- 9.1 in
- 2.2–3.1 oz
- Black-backed Three-toed Woodpecker, Arctic Three-toed Woodpecker
- Pic à dos noir (French)
- El pájaro carpintero de espalda negra (Spanish)
- A curious aspect of the Black-backed Woodpecker's distribution is its apparent absence from the central and southern Rocky Mountains. It reaches its southernmost distribution in Wyoming and the Black Hills of South Dakota, while the American Three-toed Woodpecker ranges into isolated mountain ranges of Arizona and New Mexico. On the Pacific Coast, however, the American Three-toed Woodpecker rarely occurs as far southward as southern Oregon, while the Black-backed Woodpecker reaches the Sierra Nevada of central California.

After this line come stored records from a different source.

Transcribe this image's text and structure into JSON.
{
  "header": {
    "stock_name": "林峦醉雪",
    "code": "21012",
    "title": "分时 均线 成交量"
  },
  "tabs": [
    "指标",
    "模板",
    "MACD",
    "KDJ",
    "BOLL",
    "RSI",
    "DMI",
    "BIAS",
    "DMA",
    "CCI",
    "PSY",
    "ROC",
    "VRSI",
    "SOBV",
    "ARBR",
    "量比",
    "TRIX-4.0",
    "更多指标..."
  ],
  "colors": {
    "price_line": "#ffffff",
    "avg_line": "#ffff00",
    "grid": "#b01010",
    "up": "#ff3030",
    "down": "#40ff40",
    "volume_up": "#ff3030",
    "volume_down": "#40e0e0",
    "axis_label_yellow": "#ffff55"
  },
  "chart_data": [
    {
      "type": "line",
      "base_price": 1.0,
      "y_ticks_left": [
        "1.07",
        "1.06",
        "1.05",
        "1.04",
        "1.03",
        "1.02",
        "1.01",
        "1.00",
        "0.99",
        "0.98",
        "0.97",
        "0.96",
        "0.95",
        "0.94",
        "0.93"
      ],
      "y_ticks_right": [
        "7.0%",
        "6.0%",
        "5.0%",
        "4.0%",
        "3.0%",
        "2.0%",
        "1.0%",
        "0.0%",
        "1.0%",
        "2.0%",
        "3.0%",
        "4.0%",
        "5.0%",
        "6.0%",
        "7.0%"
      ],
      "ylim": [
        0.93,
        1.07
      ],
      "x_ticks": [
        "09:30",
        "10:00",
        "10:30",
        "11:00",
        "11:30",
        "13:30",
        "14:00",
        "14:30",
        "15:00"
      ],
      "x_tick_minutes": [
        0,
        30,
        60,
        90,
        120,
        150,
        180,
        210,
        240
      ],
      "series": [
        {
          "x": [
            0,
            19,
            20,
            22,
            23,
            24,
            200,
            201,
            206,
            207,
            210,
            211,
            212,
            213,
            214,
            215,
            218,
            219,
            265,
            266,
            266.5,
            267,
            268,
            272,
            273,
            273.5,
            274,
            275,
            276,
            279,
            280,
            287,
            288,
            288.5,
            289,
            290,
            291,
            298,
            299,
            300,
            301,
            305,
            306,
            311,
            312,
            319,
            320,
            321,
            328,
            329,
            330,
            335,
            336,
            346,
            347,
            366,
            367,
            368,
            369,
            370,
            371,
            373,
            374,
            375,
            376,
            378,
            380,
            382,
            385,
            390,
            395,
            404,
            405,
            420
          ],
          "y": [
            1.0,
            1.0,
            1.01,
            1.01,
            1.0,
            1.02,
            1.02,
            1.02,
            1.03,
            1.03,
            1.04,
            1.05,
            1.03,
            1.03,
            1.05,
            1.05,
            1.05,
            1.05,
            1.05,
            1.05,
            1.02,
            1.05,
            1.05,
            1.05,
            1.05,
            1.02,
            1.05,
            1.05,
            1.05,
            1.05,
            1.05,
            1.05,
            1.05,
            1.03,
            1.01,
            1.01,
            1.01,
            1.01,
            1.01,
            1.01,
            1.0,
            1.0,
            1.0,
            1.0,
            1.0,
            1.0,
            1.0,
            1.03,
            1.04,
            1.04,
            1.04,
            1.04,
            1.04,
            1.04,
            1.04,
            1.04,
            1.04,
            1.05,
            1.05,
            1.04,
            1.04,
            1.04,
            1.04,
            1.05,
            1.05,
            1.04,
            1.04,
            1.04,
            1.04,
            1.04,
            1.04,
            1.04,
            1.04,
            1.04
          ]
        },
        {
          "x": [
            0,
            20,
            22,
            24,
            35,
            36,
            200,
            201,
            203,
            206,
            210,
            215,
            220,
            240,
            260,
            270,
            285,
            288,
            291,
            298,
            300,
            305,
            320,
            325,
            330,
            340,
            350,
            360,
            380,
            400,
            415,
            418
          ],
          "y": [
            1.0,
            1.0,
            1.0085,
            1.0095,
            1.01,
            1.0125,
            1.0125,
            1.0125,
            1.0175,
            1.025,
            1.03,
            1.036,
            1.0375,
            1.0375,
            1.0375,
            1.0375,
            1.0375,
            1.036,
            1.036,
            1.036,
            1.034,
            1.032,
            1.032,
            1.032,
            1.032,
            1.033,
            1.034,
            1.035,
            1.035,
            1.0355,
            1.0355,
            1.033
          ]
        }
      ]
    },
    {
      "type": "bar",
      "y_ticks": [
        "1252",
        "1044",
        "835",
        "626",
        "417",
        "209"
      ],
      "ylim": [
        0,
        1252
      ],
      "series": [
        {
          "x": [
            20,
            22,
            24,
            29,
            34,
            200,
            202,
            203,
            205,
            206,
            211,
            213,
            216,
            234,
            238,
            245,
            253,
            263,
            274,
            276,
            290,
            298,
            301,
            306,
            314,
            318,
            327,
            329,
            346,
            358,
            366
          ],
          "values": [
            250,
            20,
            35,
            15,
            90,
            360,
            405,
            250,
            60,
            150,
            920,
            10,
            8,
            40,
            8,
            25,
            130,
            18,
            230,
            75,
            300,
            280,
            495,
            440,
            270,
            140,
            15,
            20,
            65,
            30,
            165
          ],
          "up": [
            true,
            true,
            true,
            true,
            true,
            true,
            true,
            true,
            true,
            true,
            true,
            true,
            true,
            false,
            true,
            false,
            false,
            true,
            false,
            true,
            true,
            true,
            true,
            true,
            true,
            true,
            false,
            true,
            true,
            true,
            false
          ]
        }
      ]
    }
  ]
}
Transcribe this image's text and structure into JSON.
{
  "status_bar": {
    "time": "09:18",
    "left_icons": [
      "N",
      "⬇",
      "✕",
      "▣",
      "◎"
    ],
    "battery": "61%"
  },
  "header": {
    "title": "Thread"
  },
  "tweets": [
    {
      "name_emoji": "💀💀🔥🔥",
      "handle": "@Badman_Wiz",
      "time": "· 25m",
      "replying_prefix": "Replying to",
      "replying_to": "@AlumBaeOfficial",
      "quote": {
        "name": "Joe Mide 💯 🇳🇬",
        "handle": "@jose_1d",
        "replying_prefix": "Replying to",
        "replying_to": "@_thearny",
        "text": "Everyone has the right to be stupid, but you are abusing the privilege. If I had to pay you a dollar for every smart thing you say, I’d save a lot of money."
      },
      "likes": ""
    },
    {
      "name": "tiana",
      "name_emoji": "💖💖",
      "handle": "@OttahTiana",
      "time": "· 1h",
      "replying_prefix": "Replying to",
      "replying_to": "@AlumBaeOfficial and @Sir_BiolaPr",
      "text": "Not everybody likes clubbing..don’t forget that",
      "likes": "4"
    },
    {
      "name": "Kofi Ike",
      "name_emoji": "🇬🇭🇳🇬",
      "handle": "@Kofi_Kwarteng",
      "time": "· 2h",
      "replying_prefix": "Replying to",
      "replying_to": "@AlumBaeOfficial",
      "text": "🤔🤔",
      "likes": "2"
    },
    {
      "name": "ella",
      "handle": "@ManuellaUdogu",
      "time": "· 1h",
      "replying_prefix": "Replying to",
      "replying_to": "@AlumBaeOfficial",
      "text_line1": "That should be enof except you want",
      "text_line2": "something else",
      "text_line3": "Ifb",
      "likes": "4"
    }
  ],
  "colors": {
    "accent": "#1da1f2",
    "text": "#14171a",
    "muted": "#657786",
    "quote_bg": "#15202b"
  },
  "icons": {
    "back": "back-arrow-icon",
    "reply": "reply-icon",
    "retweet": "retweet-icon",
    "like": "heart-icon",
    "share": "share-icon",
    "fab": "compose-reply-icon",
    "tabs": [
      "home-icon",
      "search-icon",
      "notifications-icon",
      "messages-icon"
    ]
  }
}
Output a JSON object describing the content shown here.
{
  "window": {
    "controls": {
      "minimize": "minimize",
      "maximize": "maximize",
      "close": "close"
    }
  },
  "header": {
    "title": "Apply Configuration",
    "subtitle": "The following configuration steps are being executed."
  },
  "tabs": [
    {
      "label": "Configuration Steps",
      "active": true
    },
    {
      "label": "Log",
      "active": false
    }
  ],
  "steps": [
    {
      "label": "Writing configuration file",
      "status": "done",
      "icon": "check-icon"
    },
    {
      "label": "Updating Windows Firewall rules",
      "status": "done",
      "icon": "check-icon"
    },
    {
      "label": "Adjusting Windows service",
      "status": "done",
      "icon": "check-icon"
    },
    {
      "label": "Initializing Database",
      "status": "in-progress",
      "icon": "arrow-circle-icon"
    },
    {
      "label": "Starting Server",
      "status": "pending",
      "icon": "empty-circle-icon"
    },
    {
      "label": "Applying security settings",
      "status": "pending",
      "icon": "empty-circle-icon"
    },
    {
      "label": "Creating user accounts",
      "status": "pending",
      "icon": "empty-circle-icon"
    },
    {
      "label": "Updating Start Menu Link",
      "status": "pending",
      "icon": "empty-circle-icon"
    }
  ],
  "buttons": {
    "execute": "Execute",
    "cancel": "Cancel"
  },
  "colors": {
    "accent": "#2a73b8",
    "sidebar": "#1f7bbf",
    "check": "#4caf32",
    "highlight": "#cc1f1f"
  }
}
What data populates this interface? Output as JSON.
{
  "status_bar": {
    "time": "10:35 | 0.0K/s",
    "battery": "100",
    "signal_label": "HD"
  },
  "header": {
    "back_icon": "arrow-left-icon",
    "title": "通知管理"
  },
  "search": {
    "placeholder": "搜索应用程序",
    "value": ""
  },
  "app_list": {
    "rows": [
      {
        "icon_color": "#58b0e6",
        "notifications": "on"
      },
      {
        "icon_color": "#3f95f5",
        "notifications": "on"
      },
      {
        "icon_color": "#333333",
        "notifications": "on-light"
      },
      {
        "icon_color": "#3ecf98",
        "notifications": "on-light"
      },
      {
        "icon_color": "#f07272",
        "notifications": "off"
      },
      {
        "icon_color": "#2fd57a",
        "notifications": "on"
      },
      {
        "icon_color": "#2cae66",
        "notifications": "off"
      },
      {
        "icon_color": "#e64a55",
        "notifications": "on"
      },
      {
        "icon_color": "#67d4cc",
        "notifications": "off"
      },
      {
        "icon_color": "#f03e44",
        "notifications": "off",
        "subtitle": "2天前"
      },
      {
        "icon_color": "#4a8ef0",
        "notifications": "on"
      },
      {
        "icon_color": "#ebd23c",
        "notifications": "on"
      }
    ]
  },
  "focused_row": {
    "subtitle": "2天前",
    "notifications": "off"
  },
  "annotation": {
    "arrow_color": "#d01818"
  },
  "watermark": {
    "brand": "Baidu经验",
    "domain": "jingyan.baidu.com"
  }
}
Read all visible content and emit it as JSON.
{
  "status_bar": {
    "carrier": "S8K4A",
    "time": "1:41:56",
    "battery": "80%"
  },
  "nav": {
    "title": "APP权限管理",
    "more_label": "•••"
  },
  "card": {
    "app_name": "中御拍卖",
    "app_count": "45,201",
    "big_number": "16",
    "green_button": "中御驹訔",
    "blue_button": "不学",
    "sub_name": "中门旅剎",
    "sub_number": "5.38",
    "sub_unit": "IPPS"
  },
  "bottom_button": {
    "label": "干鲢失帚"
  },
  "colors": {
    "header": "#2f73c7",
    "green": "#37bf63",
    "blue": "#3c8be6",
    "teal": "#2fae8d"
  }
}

- During the nonbreeding season, individual Black-backed Woodpeckers may move to areas south of the regular breeding range. Movements may be just a few wandering individuals or irruptions involving many birds. Winter records have occurred southward to Iowa, central Illinois, northern Indiana, Ohio, Pennsylvania, West Virginia, New Jersey, and Delaware. Irruptions have been attributed to a lack of wood-boring insect prey on their normal range or to overpopulation following an insect outbreak.
- The oldest recorded Black-backed Woodpecker was a male, and was at least 4 years, 11 months old when it was recaptured and rereleased during banding operations in Idaho.
Boreal and montane coniferous forests, especially areas with burned trees.
Larvae of bark beetles and wood-boring beetles.
- Clutch Size
- 3–6 eggs
- Egg Description
- Condition at Hatching
- Naked and helpless.
Nest in hole in trunk of tree; chips or wood fibers in bottom of cavity.
Forages on trunks and fallen logs. Strips bark from trees, probes, and excavates wood.
Black-backed Woodpeckers occur in low densities, and the ephemeral nature of their preferred habitat make true population estimates difficult to obtain. The North American Breeding Bird Survey estimates that populations have been stable, with a possible increase, between 1966 and 2014. Partners in Flight estimates a global breeding population of 800,000 with 11% living in the U.S., and 89% in Canada. They are a U.S.-Canada Stewardship species and rate an 11 out of 20 on the Continental Concern Score. They are not on the 2014 State of the Birds Watch List. Black-backed Woodpecker are considered a species of special concern in some states.